### REQUIRED WORK:
Among the records, which lines include "City"? List them.

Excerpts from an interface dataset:
- Opening Delimiter -
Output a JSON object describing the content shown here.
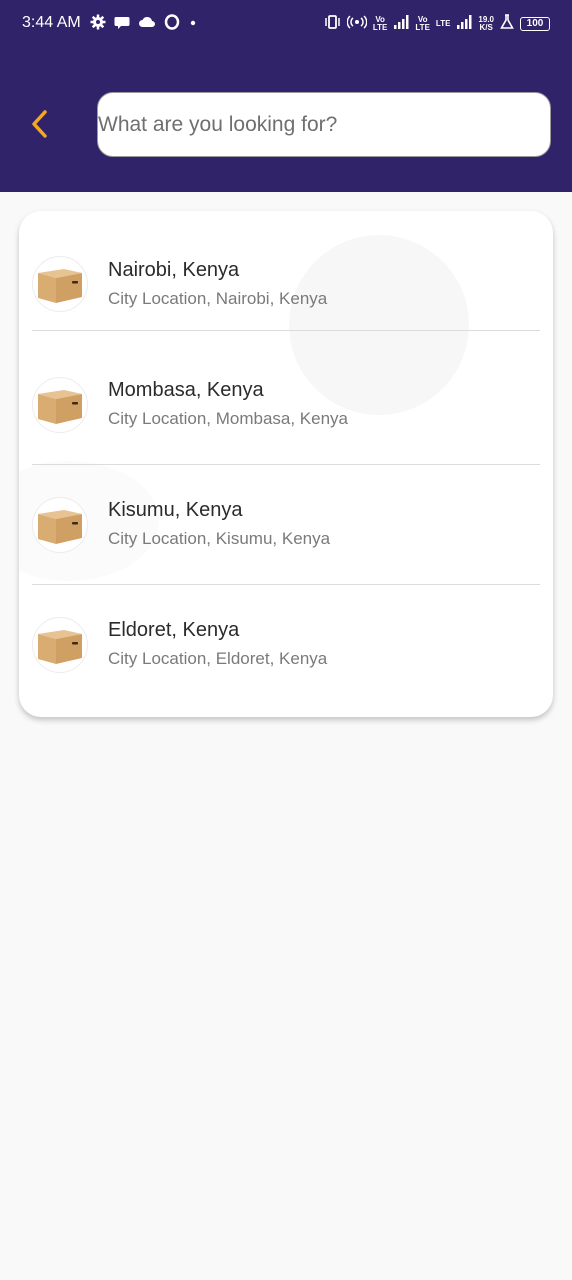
{
  "status_bar": {
    "time": "3:44 AM",
    "left_icons": [
      "gear-icon",
      "chat-icon",
      "cloud-icon",
      "opera-icon",
      "dot-icon"
    ],
    "right_icons": [
      "vibrate-icon",
      "hotspot-icon",
      "volte-icon",
      "signal-icon",
      "lte-icon",
      "signal-icon",
      "speed-icon",
      "flask-icon"
    ],
    "volte_label_top": "Vo",
    "volte_label_bottom": "LTE",
    "lte_label_top": "LTE",
    "speed_value": "19.0",
    "speed_unit": "K/S",
    "battery_level": "100"
  },
  "header": {
    "back_icon": "chevron-left-icon",
    "back_color": "#f5a623",
    "background": "#30236a"
  },
  "search": {
    "placeholder": "What are you looking for?",
    "value": ""
  },
  "locations": [
    {
      "title": "Nairobi, Kenya",
      "subtitle": "City Location, Nairobi, Kenya",
      "icon": "box-icon"
    },
    {
      "title": "Mombasa, Kenya",
      "subtitle": "City Location, Mombasa, Kenya",
      "icon": "box-icon"
    },
    {
      "title": "Kisumu, Kenya",
      "subtitle": "City Location, Kisumu, Kenya",
      "icon": "box-icon"
    },
    {
      "title": "Eldoret, Kenya",
      "subtitle": "City Location, Eldoret, Kenya",
      "icon": "box-icon"
    }
  ]
}
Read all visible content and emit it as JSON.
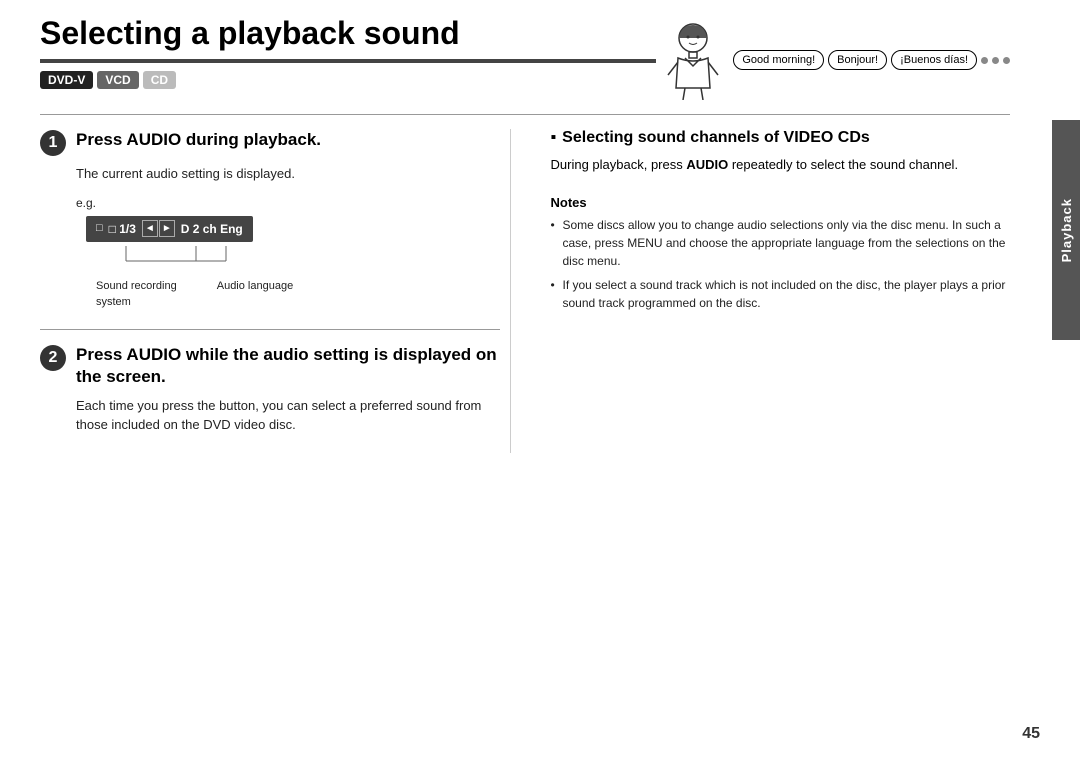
{
  "page": {
    "title": "Selecting a playback sound",
    "title_bar_visible": true,
    "sidebar_label": "Playback",
    "page_number": "45"
  },
  "formats": {
    "dvd_v": "DVD-V",
    "vcd": "VCD",
    "cd": "CD"
  },
  "character": {
    "speech1": "Good morning!",
    "speech2": "Bonjour!",
    "speech3": "¡Buenos días!"
  },
  "step1": {
    "number": "1",
    "title": "Press AUDIO during playback.",
    "body": "The current audio setting is displayed.",
    "eg_label": "e.g.",
    "display_text1": "□ 1/3",
    "display_text2": "D 2 ch Eng",
    "label1": "Sound recording",
    "label1b": "system",
    "label2": "Audio language"
  },
  "step2": {
    "number": "2",
    "title": "Press AUDIO while the audio setting is displayed on the screen.",
    "body": "Each time you press the button, you can select a preferred sound from those included on the DVD video disc."
  },
  "right_section": {
    "bullet": "▪",
    "title": "Selecting sound channels of VIDEO CDs",
    "body1": "During playback, press ",
    "body_bold": "AUDIO",
    "body2": " repeatedly to select the sound channel."
  },
  "notes": {
    "title": "Notes",
    "note1": "Some discs allow you to change audio selections only via the disc menu. In such a case, press MENU and choose the appropriate language from the selections on the disc menu.",
    "note2": "If you select a sound track which is not included on the disc, the player plays a prior sound track programmed on the disc."
  }
}
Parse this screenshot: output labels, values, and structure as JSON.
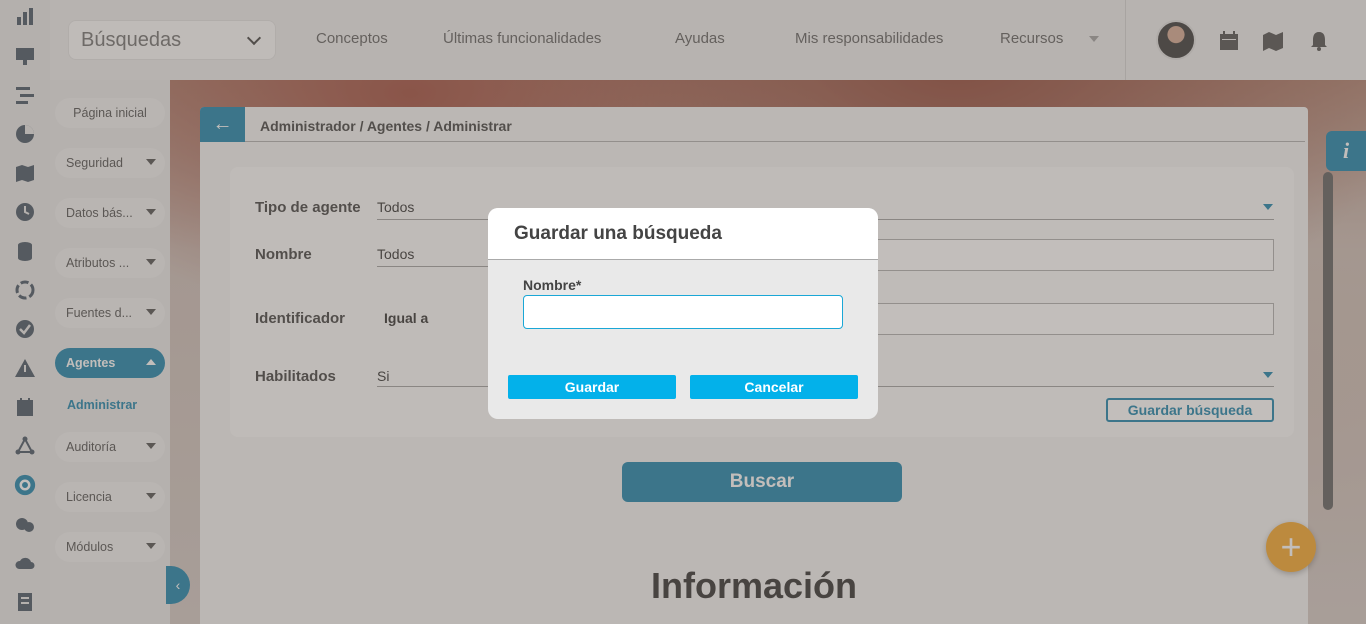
{
  "topbar": {
    "search_select": "Búsquedas",
    "nav": [
      "Conceptos",
      "Últimas funcionalidades",
      "Ayudas",
      "Mis responsabilidades",
      "Recursos"
    ]
  },
  "sidebar": {
    "items": [
      {
        "label": "Página inicial"
      },
      {
        "label": "Seguridad"
      },
      {
        "label": "Datos bás..."
      },
      {
        "label": "Atributos ..."
      },
      {
        "label": "Fuentes d..."
      },
      {
        "label": "Agentes"
      },
      {
        "label": "Auditoría"
      },
      {
        "label": "Licencia"
      },
      {
        "label": "Módulos"
      }
    ],
    "active_sub": "Administrar"
  },
  "main": {
    "breadcrumb": "Administrador / Agentes / Administrar",
    "fields": [
      {
        "label": "Tipo de agente",
        "value": "Todos"
      },
      {
        "label": "Nombre",
        "value": "Todos"
      },
      {
        "label": "Identificador",
        "value": "Igual a"
      },
      {
        "label": "Habilitados",
        "value": "Si"
      }
    ],
    "save_search_label": "Guardar búsqueda",
    "search_button": "Buscar",
    "info_title": "Información"
  },
  "info_tab": "i",
  "fab_symbol": "+",
  "modal": {
    "title": "Guardar una búsqueda",
    "name_label": "Nombre*",
    "name_value": "",
    "save_label": "Guardar",
    "cancel_label": "Cancelar"
  },
  "colors": {
    "primary": "#0b7aa6",
    "modal_button": "#03b1ea",
    "fab": "#f5a11c"
  }
}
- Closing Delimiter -
### RESULT OF THE EXERCISE:
      "subtitle": "City Location, Nairobi, Kenya",
      "subtitle": "City Location, Mombasa, Kenya",
      "subtitle": "City Location, Kisumu, Kenya",
      "subtitle": "City Location, Eldoret, Kenya",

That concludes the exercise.